_The problem:_ Pull every line with "Vibes" from the data.

_The data:_
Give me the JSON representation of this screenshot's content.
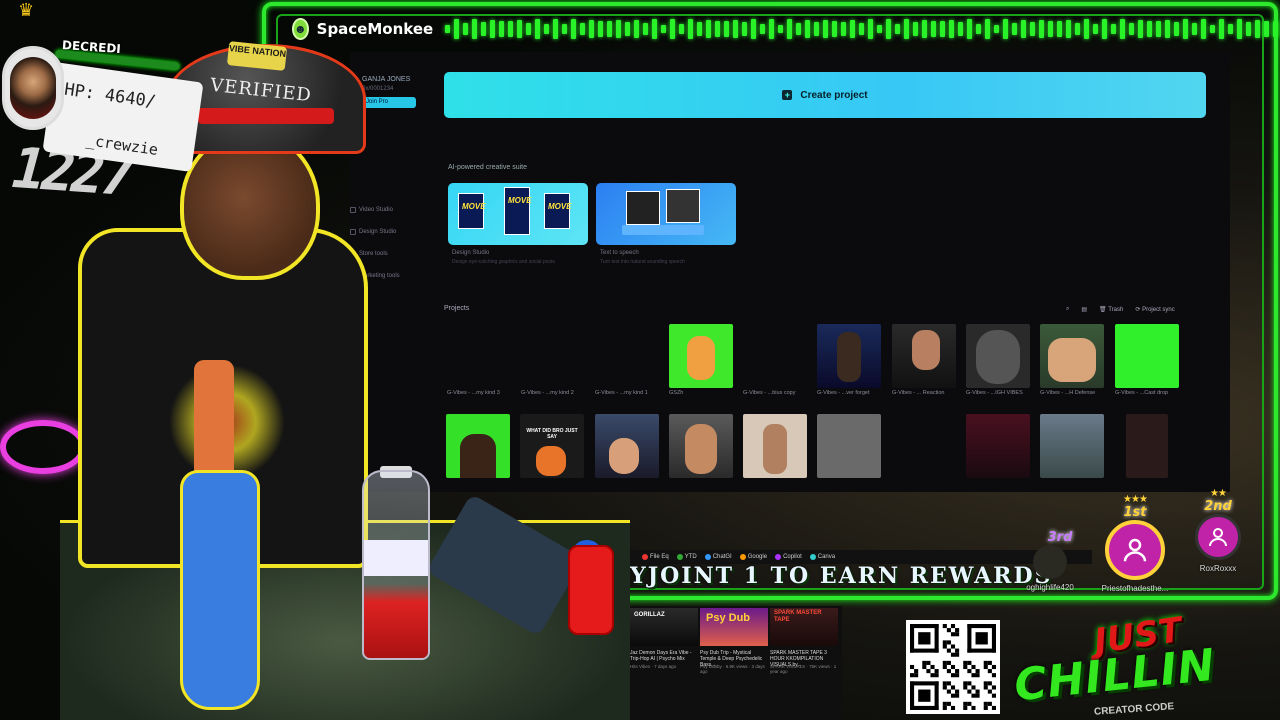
{
  "overlay": {
    "brand_name": "SpaceMonkee",
    "viewer_top": "DECREDI",
    "hp_text": "HP: 4640/",
    "username": "_crewzie",
    "big_number": "1227",
    "hat_text": "VERIFIED",
    "hat_badge": "VIBE NATION",
    "ticker": "YJOINT 1 TO EARN REWARDS",
    "chill_top": "JUST",
    "chill_main": "CHILLIN",
    "chill_under": "CREATOR CODE"
  },
  "leaderboard": [
    {
      "rank": "1st",
      "name": "Priestofhadesthe...",
      "color": "#ffd23a"
    },
    {
      "rank": "2nd",
      "name": "RoxRoxxx",
      "color": "#ffd23a"
    },
    {
      "rank": "3rd",
      "name": "oghighlife420",
      "color": "#c77dff"
    }
  ],
  "app": {
    "user": {
      "name": "GANJA JONES",
      "sub": "0x/0001234",
      "join_label": "Join Pro"
    },
    "sidebar": [
      {
        "label": "Video Studio"
      },
      {
        "label": "Design Studio"
      },
      {
        "label": "Store tools"
      },
      {
        "label": "Marketing tools"
      }
    ],
    "create_label": "Create project",
    "suite_title": "AI-powered creative suite",
    "cards": [
      {
        "label": "Design Studio",
        "sub": "Design eye-catching graphics and social posts"
      },
      {
        "label": "Text to speech",
        "sub": "Turn text into natural sounding speech"
      }
    ],
    "projects_title": "Projects",
    "tools": [
      "Trash",
      "Project sync"
    ],
    "row1": [
      {
        "label": "G-Vibes - ...my kind 3"
      },
      {
        "label": "G-Vibes - ...my kind 2"
      },
      {
        "label": "G-Vibes - ...my kind 1"
      },
      {
        "label": "GSZh"
      },
      {
        "label": "G-Vibes - ...bius copy"
      },
      {
        "label": "G-Vibes - ...ver forget"
      },
      {
        "label": "G-Vibes - ... Reaction"
      },
      {
        "label": "G-Vibes - ...IGH VIBES"
      },
      {
        "label": "G-Vibes - ...H Defense"
      },
      {
        "label": "G-Vibes - ...Cast drop"
      }
    ],
    "row2_caption": "WHAT DID BRO JUST SAY"
  },
  "taskbar": [
    "File Eq",
    "YTD",
    "ChatGI",
    "Google",
    "Copilot",
    "Canva"
  ],
  "videos": [
    {
      "title": "Jaz Demon Days Era Vibe - Trip-Hop AI | Psycho Mix",
      "meta": "Hits Vibes · 7 days ago",
      "thumb_text": "GORILLAZ"
    },
    {
      "title": "Psy Dub Trip - Mystical Temple & Deep Psychedelic Bass...",
      "meta": "Psy Dubby · 5.9K views · 3 days ago",
      "thumb_text": "Psy Dub"
    },
    {
      "title": "SPARK MASTER TAPE 3 HOUR KKOMPILATION VISUALS by...",
      "meta": "SPARK VISUALS · 75K views · 1 year ago",
      "thumb_text": "SPARK MASTER TAPE"
    }
  ],
  "colors": {
    "neon_green": "#2ee82e",
    "cyan_button": "#2fe0e8",
    "outline_yellow": "#f2e526",
    "avatar_magenta": "#c023a8"
  }
}
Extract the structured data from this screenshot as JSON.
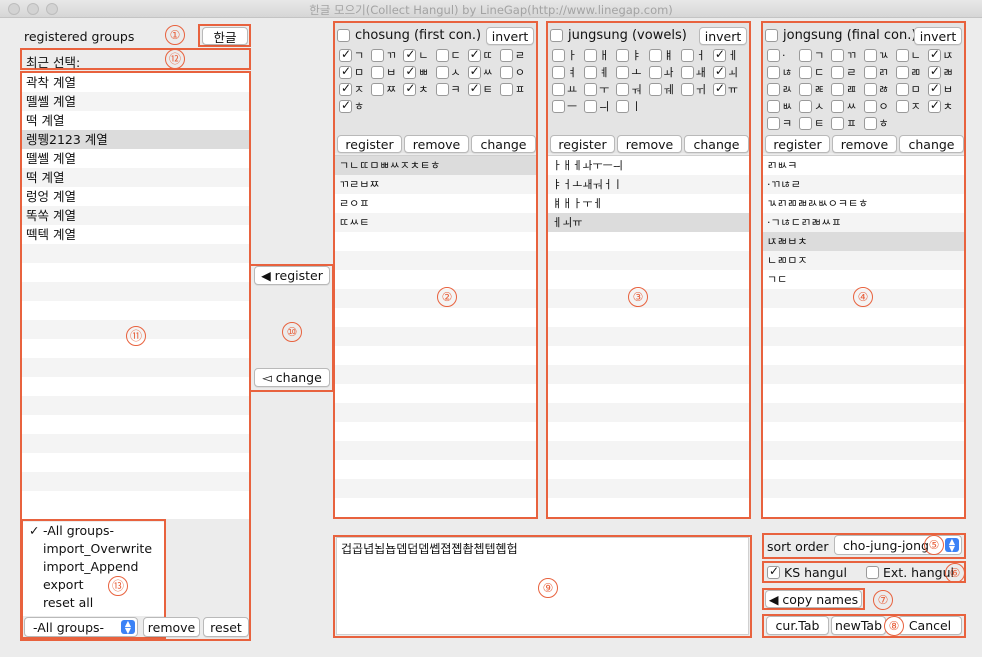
{
  "window": {
    "title": "한글 모으기(Collect Hangul) by LineGap(http://www.linegap.com)"
  },
  "colors": {
    "annotation": "#e8623e",
    "selection": "#dcdcdc",
    "accent": "#3b82f6"
  },
  "left": {
    "header": "registered groups",
    "hangul_button": "한글",
    "recent_label": "최근 선택:",
    "groups": [
      "곽착 계열",
      "뗄쎌 계열",
      "떡 계열",
      "렝뮁2123 계열",
      "뗄쎌 계열",
      "떡 계열",
      "렁엉 계열",
      "똑쏙 계열",
      "떽텍 계열"
    ],
    "selected_index": 3,
    "menu": [
      "-All groups-",
      "import_Overwrite",
      "import_Append",
      "export",
      "reset all"
    ],
    "menu_checked_index": 0,
    "select_value": "-All groups-",
    "remove_label": "remove",
    "reset_label": "reset"
  },
  "middle_buttons": {
    "register": "◀ register",
    "change": "◅ change"
  },
  "panels": [
    {
      "title": "chosung (first con.)",
      "invert": "invert",
      "jamo": [
        {
          "c": "ㄱ",
          "on": true
        },
        {
          "c": "ㄲ",
          "on": false
        },
        {
          "c": "ㄴ",
          "on": true
        },
        {
          "c": "ㄷ",
          "on": false
        },
        {
          "c": "ㄸ",
          "on": true
        },
        {
          "c": "ㄹ",
          "on": false
        },
        {
          "c": "ㅁ",
          "on": true
        },
        {
          "c": "ㅂ",
          "on": false
        },
        {
          "c": "ㅃ",
          "on": true
        },
        {
          "c": "ㅅ",
          "on": false
        },
        {
          "c": "ㅆ",
          "on": true
        },
        {
          "c": "ㅇ",
          "on": false
        },
        {
          "c": "ㅈ",
          "on": true
        },
        {
          "c": "ㅉ",
          "on": false
        },
        {
          "c": "ㅊ",
          "on": true
        },
        {
          "c": "ㅋ",
          "on": false
        },
        {
          "c": "ㅌ",
          "on": true
        },
        {
          "c": "ㅍ",
          "on": false
        },
        {
          "c": "ㅎ",
          "on": true
        }
      ],
      "register": "register",
      "remove": "remove",
      "change": "change",
      "items": [
        "ㄱㄴㄸㅁㅃㅆㅈㅊㅌㅎ",
        "ㄲㄹㅂㅉ",
        "ㄹㅇㅍ",
        "ㄸㅆㅌ"
      ],
      "selected_index": 0
    },
    {
      "title": "jungsung (vowels)",
      "invert": "invert",
      "jamo": [
        {
          "c": "ㅏ",
          "on": false
        },
        {
          "c": "ㅐ",
          "on": false
        },
        {
          "c": "ㅑ",
          "on": false
        },
        {
          "c": "ㅒ",
          "on": false
        },
        {
          "c": "ㅓ",
          "on": false
        },
        {
          "c": "ㅔ",
          "on": true
        },
        {
          "c": "ㅕ",
          "on": false
        },
        {
          "c": "ㅖ",
          "on": false
        },
        {
          "c": "ㅗ",
          "on": false
        },
        {
          "c": "ㅘ",
          "on": false
        },
        {
          "c": "ㅙ",
          "on": false
        },
        {
          "c": "ㅚ",
          "on": true
        },
        {
          "c": "ㅛ",
          "on": false
        },
        {
          "c": "ㅜ",
          "on": false
        },
        {
          "c": "ㅝ",
          "on": false
        },
        {
          "c": "ㅞ",
          "on": false
        },
        {
          "c": "ㅟ",
          "on": false
        },
        {
          "c": "ㅠ",
          "on": true
        },
        {
          "c": "ㅡ",
          "on": false
        },
        {
          "c": "ㅢ",
          "on": false
        },
        {
          "c": "ㅣ",
          "on": false
        }
      ],
      "register": "register",
      "remove": "remove",
      "change": "change",
      "items": [
        "ㅏㅐㅔㅘㅜㅡㅢ",
        "ㅑㅓㅗㅙㅝㅓㅣ",
        "ㅒㅐㅏㅜㅔ",
        "ㅔㅚㅠ"
      ],
      "selected_index": 3
    },
    {
      "title": "jongsung (final con.)",
      "invert": "invert",
      "jamo": [
        {
          "c": "·",
          "on": false
        },
        {
          "c": "ㄱ",
          "on": false
        },
        {
          "c": "ㄲ",
          "on": false
        },
        {
          "c": "ㄳ",
          "on": false
        },
        {
          "c": "ㄴ",
          "on": false
        },
        {
          "c": "ㄵ",
          "on": true
        },
        {
          "c": "ㄶ",
          "on": false
        },
        {
          "c": "ㄷ",
          "on": false
        },
        {
          "c": "ㄹ",
          "on": false
        },
        {
          "c": "ㄺ",
          "on": false
        },
        {
          "c": "ㄻ",
          "on": false
        },
        {
          "c": "ㄼ",
          "on": true
        },
        {
          "c": "ㄽ",
          "on": false
        },
        {
          "c": "ㄾ",
          "on": false
        },
        {
          "c": "ㄿ",
          "on": false
        },
        {
          "c": "ㅀ",
          "on": false
        },
        {
          "c": "ㅁ",
          "on": false
        },
        {
          "c": "ㅂ",
          "on": true
        },
        {
          "c": "ㅄ",
          "on": false
        },
        {
          "c": "ㅅ",
          "on": false
        },
        {
          "c": "ㅆ",
          "on": false
        },
        {
          "c": "ㅇ",
          "on": false
        },
        {
          "c": "ㅈ",
          "on": false
        },
        {
          "c": "ㅊ",
          "on": true
        },
        {
          "c": "ㅋ",
          "on": false
        },
        {
          "c": "ㅌ",
          "on": false
        },
        {
          "c": "ㅍ",
          "on": false
        },
        {
          "c": "ㅎ",
          "on": false
        }
      ],
      "register": "register",
      "remove": "remove",
      "change": "change",
      "items": [
        "ㄺㅄㅋ",
        "·ㄲㄶㄹ",
        "ㄳㄺㄻㄼㄽㅄㅇㅋㅌㅎ",
        "·ㄱㄶㄷㄺㄼㅆㅍ",
        "ㄵㄼㅂㅊ",
        "ㄴㄻㅁㅈ",
        "ㄱㄷ"
      ],
      "selected_index": 4
    }
  ],
  "output_text": "겁곱녑뇝뇹뎁덥뎁쎕졉졥촵쳅텝혭헙",
  "sort_order": {
    "label": "sort order",
    "value": "cho-jung-jong"
  },
  "options": {
    "ks_label": "KS hangul",
    "ks_on": true,
    "ext_label": "Ext. hangul",
    "ext_on": false
  },
  "copy_names": "◀ copy names",
  "bottom_buttons": {
    "cur_tab": "cur.Tab",
    "new_tab": "newTab",
    "cancel": "Cancel"
  },
  "annotations": [
    "①",
    "②",
    "③",
    "④",
    "⑤",
    "⑥",
    "⑦",
    "⑧",
    "⑨",
    "⑩",
    "⑪",
    "⑫",
    "⑬"
  ]
}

_Your solution:_
        "label": "G-Vibes - ...my kind 3"
        "label": "G-Vibes - ...my kind 2"
        "label": "G-Vibes - ...my kind 1"
        "label": "G-Vibes - ...bius copy"
        "label": "G-Vibes - ...ver forget"
        "label": "G-Vibes - ... Reaction"
        "label": "G-Vibes - ...IGH VIBES"
        "label": "G-Vibes - ...H Defense"
        "label": "G-Vibes - ...Cast drop"
      "meta": "Hits Vibes · 7 days ago",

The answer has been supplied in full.